**REQUIRED ACTION**
Pick out each line of the records in which the word "style" appears.

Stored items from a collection
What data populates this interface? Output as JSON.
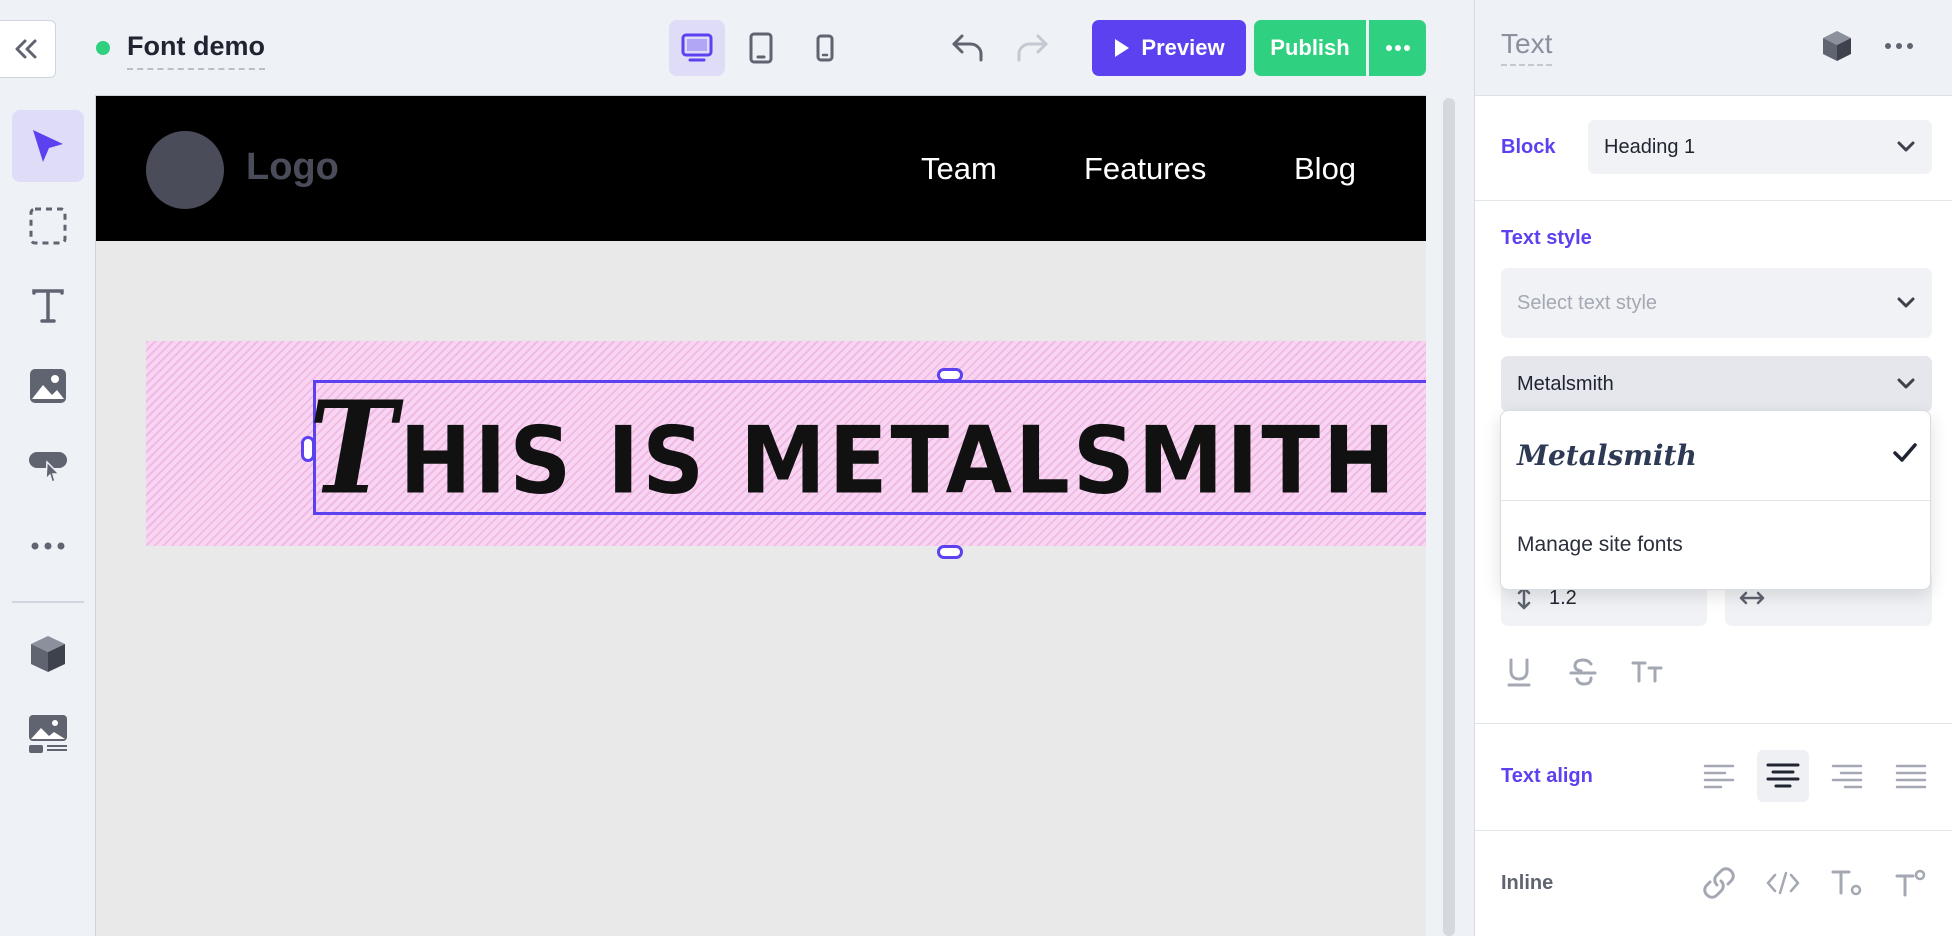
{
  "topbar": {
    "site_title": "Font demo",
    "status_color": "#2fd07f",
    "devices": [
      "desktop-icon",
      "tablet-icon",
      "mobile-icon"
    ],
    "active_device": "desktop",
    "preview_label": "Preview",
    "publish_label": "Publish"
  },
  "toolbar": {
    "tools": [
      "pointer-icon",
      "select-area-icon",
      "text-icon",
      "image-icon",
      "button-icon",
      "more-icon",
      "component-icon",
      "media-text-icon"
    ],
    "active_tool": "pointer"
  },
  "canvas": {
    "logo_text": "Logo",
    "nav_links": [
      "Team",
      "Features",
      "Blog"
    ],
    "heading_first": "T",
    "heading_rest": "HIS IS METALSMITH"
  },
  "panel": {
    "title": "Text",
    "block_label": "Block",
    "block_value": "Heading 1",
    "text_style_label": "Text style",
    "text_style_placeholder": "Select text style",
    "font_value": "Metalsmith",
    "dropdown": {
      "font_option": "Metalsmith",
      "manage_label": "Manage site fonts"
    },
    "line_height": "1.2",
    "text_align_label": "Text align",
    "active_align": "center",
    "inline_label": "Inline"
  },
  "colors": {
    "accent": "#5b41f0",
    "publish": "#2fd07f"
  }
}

**EXERCISE RESPONSE**
    "text_style_label": "Text style",
    "text_style_placeholder": "Select text style",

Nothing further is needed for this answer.